This story isn’t about Gordon though, this story is about Sanford and how he managed to beat all the odds of the trauma he experienced. After being rescued from the chicken farm after Gordon and his family fled, Sanford was lucky to have a people on the police force looking out for him. Sanford was put into a rehabilative youth program for his parts in assisting in some of Gordon’s crimes, despite him being a victim himself, but the program proved to be extremely useful in keeping Sanford busy and helping him heal from the ordeal. He made a promise to the investigator that he wouldn’t become a criminal statistic of those who have had to endure major trauma like he did. Sanford set out to lead a normal and productful life and he succeeded. Marrying the woman of his dreams and have the continued support from her and his sister Jesse through his darkest days, Jesse became a humble, hardworking, and kind person who raised two sons. He even served in WWII. Sanford passed away at the age of 78 in 1991 having fullfilled the promise to the policeman who showed him kindness and believed in him. The promise that kept him going during his darkest days.

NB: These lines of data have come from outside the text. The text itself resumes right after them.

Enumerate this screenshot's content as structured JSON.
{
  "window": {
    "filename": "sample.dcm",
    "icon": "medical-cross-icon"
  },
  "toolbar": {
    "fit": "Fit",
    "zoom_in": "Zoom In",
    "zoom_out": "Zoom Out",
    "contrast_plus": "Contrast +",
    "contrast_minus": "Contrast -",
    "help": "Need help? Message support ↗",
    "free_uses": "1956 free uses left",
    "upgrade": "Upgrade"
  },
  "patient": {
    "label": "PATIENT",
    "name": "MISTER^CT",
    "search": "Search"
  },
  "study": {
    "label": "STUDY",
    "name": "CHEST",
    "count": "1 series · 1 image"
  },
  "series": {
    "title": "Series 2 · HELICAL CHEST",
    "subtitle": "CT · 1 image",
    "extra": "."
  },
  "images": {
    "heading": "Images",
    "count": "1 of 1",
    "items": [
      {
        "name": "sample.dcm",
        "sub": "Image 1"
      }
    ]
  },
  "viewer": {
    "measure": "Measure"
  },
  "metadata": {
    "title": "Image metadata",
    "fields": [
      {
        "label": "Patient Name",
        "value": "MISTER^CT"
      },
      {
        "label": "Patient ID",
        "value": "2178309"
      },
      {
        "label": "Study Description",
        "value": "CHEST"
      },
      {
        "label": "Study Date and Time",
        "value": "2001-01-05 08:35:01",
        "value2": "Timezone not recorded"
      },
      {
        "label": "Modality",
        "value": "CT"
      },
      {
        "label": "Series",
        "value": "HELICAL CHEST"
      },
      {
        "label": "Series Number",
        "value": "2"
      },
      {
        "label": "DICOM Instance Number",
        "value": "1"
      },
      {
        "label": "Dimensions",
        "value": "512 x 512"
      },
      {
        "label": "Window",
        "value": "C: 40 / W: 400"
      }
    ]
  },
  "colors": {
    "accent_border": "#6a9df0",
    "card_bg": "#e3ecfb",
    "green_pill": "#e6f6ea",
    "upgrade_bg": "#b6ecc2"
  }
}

This story is one of struggle and triumph. The novel puts the focus on Sanford and not on Gordon, as it should. The abhorring scenes that Sanford endured are tastefully described by the author in shocking detail that really makes you feel like you are in Sanford’s shoes. The author masterfully put Sanford’s life together from his teens to the end of his life. The content in this book is so chilling it’s hard to believe that it really happened as it’s a surreal read that is as engaging as a piece of horror fiction. I could not put this book down.

This novel is, by far, the best true crime novel I’ve read to date and I would highly recommend it to anyone who loves the genre. However, if you’re sensitive to scenes of rape and trauma, this book may not be for you. While the ultimate outcome of this book is positive, trauma is still takes a up a large part of this story.